- Matching, Level of Effort, Earmarking. This is unique to each federal program. The SVOG program does not have this requirement.
- Period of Performance. The period of performance has been defined by SBA as eligible costs incurred between March 1, 2020, and December 31, 2021, or June 30, 2022, if the recipient received Supplemental Phase funding.
- Procurement and Suspension and Debarment. When procuring property and services using SVOG funds, you are required to use the same policies and procedures used for procurements of property and services from non-federal funds as long as those comply with federal procurement regulations. Additionally, you are prohibited from contracting with parties that are suspended or disbarred by the federal government.
- Program Income. Gross income earned that is directly generated by an allowable activity or because of the federal awarded during the period of performance.
- Reporting. The SBA requires recipients to initiate the SVOG closeout process no later than 120 days after the end of your Budget Period (as noted by the “Through” date on Form 1222, Box 5). The SBA has implemented a multi-step grant award closeout process that is completed through the SVOG portal.
- Subrecipient Monitoring. This requirement applies if you transfer SVOG funds to another that will be responsible for fulfilling the program’s requirements. Generally, this would not apply to SVOG funding.
- Special Tests and Provisions. These are unique to each federal program and can be found in the program’s contract and grant agreements and any referenced statutes and regulations. Generally, this would not apply to SVOG funding.
Our team of experienced professionals can help you understand the compliance requirements and assist you with the audit of your SVOG Program funds and any other COVID-related Federal program grant awards your company has received.
About the Author
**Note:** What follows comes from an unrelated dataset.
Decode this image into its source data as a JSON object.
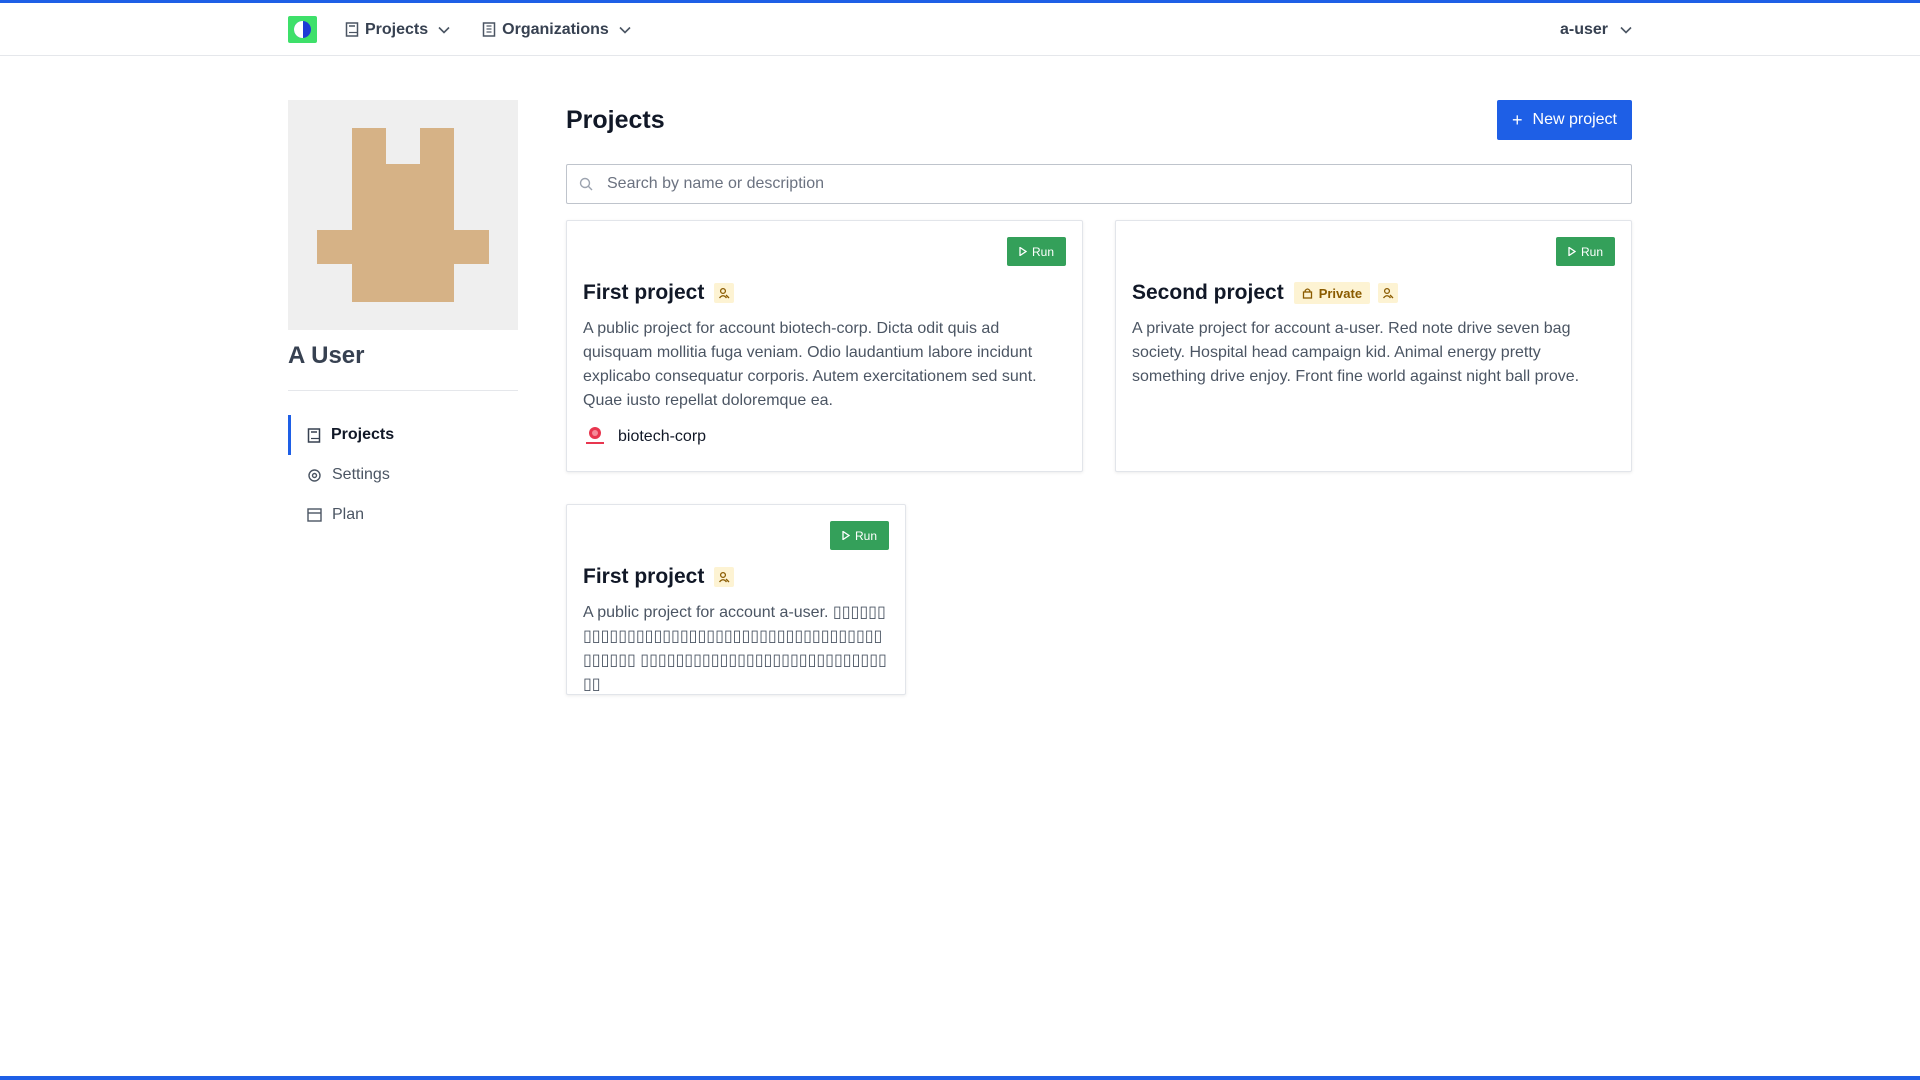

The information contained within this article is provided for informational purposes only and is current as of the date published. Online readers are advised not to act upon this information without seeking the service of a professional accountant, as this article is not a substitute for obtaining accounting, tax, or financial advice from a professional accountant.